Work request
Starting at the first entry, print everything through the last exactly.

═════ Source material ═════

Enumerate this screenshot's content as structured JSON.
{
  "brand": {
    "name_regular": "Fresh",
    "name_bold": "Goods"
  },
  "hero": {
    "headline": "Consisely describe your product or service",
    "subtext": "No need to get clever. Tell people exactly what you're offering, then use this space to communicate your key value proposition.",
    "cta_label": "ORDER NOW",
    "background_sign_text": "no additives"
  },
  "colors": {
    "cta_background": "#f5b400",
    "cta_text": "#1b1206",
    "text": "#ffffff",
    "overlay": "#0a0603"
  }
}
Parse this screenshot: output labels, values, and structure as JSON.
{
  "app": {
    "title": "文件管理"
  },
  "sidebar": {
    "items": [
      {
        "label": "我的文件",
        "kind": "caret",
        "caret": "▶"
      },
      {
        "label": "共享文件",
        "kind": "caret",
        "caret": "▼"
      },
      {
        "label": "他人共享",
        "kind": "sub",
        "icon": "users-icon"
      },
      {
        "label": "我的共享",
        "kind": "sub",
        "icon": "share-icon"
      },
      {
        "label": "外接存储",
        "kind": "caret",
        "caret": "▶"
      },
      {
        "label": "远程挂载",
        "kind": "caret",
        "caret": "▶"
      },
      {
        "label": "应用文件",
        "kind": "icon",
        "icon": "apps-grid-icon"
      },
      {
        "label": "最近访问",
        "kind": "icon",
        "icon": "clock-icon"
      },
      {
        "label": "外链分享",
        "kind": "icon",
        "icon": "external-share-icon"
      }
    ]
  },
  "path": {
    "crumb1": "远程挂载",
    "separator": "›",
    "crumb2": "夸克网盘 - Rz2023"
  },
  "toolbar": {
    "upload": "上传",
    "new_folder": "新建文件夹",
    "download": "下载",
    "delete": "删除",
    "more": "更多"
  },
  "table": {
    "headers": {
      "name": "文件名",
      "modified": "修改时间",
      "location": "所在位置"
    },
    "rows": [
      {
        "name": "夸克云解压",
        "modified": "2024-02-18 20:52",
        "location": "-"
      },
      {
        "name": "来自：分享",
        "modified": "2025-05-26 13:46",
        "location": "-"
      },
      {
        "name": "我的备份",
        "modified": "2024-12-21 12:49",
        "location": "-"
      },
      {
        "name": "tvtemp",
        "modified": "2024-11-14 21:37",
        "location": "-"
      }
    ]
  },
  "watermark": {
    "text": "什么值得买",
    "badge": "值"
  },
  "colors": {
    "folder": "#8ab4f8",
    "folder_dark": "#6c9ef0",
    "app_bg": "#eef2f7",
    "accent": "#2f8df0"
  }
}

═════

Response area
Enumerate this screenshot's content as structured JSON.
{
  "brand": {
    "name_regular": "Fresh",
    "name_bold": "Goods"
  },
  "hero": {
    "headline": "Consisely describe your product or service",
    "subtext": "No need to get clever. Tell people exactly what you're offering, then use this space to communicate your key value proposition.",
    "cta_label": "ORDER NOW",
    "background_sign_text": "no additives"
  },
  "colors": {
    "cta_background": "#f5b400",
    "cta_text": "#1b1206",
    "text": "#ffffff",
    "overlay": "#0a0603"
  }
}
Parse this screenshot: output labels, values, and structure as JSON.
{
  "app": {
    "title": "文件管理"
  },
  "sidebar": {
    "items": [
      {
        "label": "我的文件",
        "kind": "caret",
        "caret": "▶"
      },
      {
        "label": "共享文件",
        "kind": "caret",
        "caret": "▼"
      },
      {
        "label": "他人共享",
        "kind": "sub",
        "icon": "users-icon"
      },
      {
        "label": "我的共享",
        "kind": "sub",
        "icon": "share-icon"
      },
      {
        "label": "外接存储",
        "kind": "caret",
        "caret": "▶"
      },
      {
        "label": "远程挂载",
        "kind": "caret",
        "caret": "▶"
      },
      {
        "label": "应用文件",
        "kind": "icon",
        "icon": "apps-grid-icon"
      },
      {
        "label": "最近访问",
        "kind": "icon",
        "icon": "clock-icon"
      },
      {
        "label": "外链分享",
        "kind": "icon",
        "icon": "external-share-icon"
      }
    ]
  },
  "path": {
    "crumb1": "远程挂载",
    "separator": "›",
    "crumb2": "夸克网盘 - Rz2023"
  },
  "toolbar": {
    "upload": "上传",
    "new_folder": "新建文件夹",
    "download": "下载",
    "delete": "删除",
    "more": "更多"
  },
  "table": {
    "headers": {
      "name": "文件名",
      "modified": "修改时间",
      "location": "所在位置"
    },
    "rows": [
      {
        "name": "夸克云解压",
        "modified": "2024-02-18 20:52",
        "location": "-"
      },
      {
        "name": "来自：分享",
        "modified": "2025-05-26 13:46",
        "location": "-"
      },
      {
        "name": "我的备份",
        "modified": "2024-12-21 12:49",
        "location": "-"
      },
      {
        "name": "tvtemp",
        "modified": "2024-11-14 21:37",
        "location": "-"
      }
    ]
  },
  "watermark": {
    "text": "什么值得买",
    "badge": "值"
  },
  "colors": {
    "folder": "#8ab4f8",
    "folder_dark": "#6c9ef0",
    "app_bg": "#eef2f7",
    "accent": "#2f8df0"
  }
}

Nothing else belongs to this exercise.